Books for software engineers and managers

Data Pipelines Pocket Reference

Data Pipelines Pocket  Reference

Moving and Processing Data for  Analytics

by James Densmore

Tech Lead,
Star Engineer

How strongly do I recommend Data Pipelines Pocket  Reference?
5 / 10

Review of Data Pipelines Pocket Reference

With so much industry momentum toward data engineering and downstream uses for AI, I picked up this book hoping to pick up skills complementary to my software engineering knowledge.

What I found was that tooling has really changed over the past decade with the emergence of AWS tools for data engineers and providers like Snowflake and Fivetran. But the basics are all the same and pretty straightforward for most companies – export from one system, import into another, then use SQL for data analysis.

The code examples are simple and illustrate the mechanics of setting up pipelines using SQL, python, AWS, and various Apache tools. The SQL is very straightforward and mostly demonstrates the usefulness of GROUP BY. The python is only slightly more complex, demonstrating connections to services like Snowflake and AWS S3.

Overall this book gave me confidence that I’m not missing out on too much and could setup a reasonable data pipeline without too much effort.

In modern data pipelines the common ETL pattern has been reordered to ELT, which reduces guessing about what data analysts will use the data  for

The benefit of moving data transformations from pre-load to post-load is that data engineers no longer need to guess what data analysts want to query. Likewise, data engineers don’t need to get everything correct upfront, which reduces the barrier to building a robust data warehouse.

SQL is still the most important skill for data  analysis

Data analysts need strong SQL skills. I would also argue that software engineers all benefit from learning SQL because SQL teaches you to think about data in sets, not just individual records.

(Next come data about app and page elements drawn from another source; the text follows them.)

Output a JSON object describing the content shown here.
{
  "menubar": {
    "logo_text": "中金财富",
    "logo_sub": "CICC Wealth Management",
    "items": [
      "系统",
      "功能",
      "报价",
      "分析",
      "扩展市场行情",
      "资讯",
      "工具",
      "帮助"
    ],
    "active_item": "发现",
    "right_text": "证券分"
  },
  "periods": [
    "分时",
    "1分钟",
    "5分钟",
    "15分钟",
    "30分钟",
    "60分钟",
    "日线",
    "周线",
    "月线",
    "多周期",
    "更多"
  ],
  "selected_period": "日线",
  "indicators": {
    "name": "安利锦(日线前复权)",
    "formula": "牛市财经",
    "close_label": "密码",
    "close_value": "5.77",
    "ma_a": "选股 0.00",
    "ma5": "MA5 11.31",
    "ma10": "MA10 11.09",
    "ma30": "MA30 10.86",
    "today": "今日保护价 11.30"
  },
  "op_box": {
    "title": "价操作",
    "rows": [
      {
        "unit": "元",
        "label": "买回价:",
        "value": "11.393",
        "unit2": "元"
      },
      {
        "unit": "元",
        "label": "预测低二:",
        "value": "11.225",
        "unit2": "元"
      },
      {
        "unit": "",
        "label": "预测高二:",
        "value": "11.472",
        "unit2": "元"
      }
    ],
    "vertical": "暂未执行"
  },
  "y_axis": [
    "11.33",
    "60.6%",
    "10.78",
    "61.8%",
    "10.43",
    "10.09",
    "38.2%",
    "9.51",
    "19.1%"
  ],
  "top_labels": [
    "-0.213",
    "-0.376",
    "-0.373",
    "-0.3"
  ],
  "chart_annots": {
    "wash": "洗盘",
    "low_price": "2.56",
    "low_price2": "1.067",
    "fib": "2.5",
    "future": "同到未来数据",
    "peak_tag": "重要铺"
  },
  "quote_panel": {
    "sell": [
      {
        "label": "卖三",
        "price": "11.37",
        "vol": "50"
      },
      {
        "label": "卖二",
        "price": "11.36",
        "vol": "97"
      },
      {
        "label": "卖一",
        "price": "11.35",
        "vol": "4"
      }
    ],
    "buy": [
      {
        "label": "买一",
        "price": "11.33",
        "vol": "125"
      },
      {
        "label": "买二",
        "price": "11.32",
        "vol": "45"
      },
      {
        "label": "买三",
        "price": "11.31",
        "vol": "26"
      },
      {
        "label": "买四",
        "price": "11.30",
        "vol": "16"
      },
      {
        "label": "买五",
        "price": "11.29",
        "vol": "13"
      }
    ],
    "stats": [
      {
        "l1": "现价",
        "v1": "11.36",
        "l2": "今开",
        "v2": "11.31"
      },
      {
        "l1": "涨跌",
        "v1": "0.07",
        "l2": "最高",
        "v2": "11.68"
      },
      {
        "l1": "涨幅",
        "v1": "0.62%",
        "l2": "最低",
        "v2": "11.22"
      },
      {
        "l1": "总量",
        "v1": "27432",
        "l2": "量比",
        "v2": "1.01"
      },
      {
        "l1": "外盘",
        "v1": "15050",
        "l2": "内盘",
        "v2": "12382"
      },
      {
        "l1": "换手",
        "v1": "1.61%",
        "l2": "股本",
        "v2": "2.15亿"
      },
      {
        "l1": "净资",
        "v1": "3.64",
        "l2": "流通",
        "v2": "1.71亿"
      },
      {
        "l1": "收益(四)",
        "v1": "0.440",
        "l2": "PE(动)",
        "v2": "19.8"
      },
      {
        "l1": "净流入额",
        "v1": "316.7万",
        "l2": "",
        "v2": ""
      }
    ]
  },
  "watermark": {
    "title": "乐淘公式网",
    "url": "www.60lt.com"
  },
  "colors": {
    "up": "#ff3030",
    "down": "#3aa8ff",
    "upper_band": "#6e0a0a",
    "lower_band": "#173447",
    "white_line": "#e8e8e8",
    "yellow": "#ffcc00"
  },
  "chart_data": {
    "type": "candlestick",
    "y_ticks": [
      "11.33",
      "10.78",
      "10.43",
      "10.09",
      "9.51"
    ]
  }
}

Testing data pipelines feels like smoke testing software - mostly informal sanity checks for the presence of data and some  accuracy

The author provides a framework for testing data pipelines, but the framework amounts to mostly smoke testing. You’re testing for:

  1. The existence of data
  2. Duplicate rows
  3. Values beyond expected boundaries

I don’t know what a more formal approach would look like, but it seems like data engineering could learn from software engineering’s approach to unit and integration tests.

Never assume the data is free of quality issues, even if exactly matching the  source

Applications have bugs and sometimes our source data has errors. So even beyond potential issues with the ELT process, you don’t want to assume that the data in your warehouse is free of quality issues.

Pipelines are directed and acyclic, meaning they have a guaranteed execution path and only flow one  way

Because data pipelines only move one direction, error correction can be tricky and manual. Assuming you even have monitoring and validation steps in place to know when an error occurs.

Address data quality issues as early in the pipeline as  possible

Although the common data ingestion pattern has shifted from ETL to ELT, thereby deferring the Transformation component, if you identify a data quality issue and can address it early that is still the best approach. Don’t burden your analytics people with unnecessary transformations if you can cleanup the data earlier on.

Encountering data quality issues at the end of the pipeline or during the analysis stage is a worst case scenario.

Data engineers should never assume the data is clean and free of quality  issues

Even if data in a warehouse exactly matches the source data, don’t assume that the data is clean. The source data itself may have quality issues as a result of software bugs or data corruption, which then cascade their way into your data warehouse.

Data Pipelines Pocket Reference